Are you looking to leave the corporate world and start your own business? One of the first things to consider is how to structure your new company. Today we will look at the most basic type of business entity: the sole proprietorship.
A sole proprietorship is the easiest type of business to form. In fact, unless you plan on hiring an employee right away then a federal identification number (FEIN, or EIN) from the IRS is not necessary. Just make sure to open a separate bank account so that all business transactions will be separate from personal transactions. If you plan on using credit cards to pay for expenses then designate one or two that will only be used for business purposes going forward to ease the burden when it comes time to put together your financials.
The main advantage of a sole proprietorship is the tax reporting requirements. Instead of filing Form 1065 or Form 1120-S, which are complex and 5+ pages in length, a sole proprietorship can file their taxes on Schedule C. Schedule C is a two-page form where that lists business income and business expenses for the year. No Balance Sheet is required.
The main disadvantage of a sole proprietorship is the self-employment tax. Not only will your business profit be subject to income tax, it will be subject to an additional 15% self-employment tax. For example, a business that earns $100,000 will pay roughly $15,000 in self-employment tax and income tax at their individual tax rate.

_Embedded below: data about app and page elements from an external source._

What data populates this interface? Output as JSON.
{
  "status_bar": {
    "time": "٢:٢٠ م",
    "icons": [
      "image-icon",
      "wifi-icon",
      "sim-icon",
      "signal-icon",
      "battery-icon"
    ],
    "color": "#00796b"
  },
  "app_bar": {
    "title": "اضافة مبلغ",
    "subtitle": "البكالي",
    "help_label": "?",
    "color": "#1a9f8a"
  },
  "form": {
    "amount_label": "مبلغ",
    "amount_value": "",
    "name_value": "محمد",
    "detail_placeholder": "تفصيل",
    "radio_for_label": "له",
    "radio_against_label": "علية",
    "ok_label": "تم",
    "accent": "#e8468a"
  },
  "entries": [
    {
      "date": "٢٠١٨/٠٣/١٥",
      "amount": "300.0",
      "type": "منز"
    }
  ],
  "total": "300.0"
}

Forming an S-Corporation can eliminate at least 50% of the self-employment tax.
Sole proprietors must make estimated tax payments at the end of each quarter to the IRS and applicable states to cover at least 90% of their current year tax liability or 100% of their prior year tax liability to avoid penalties and interest on their tax return.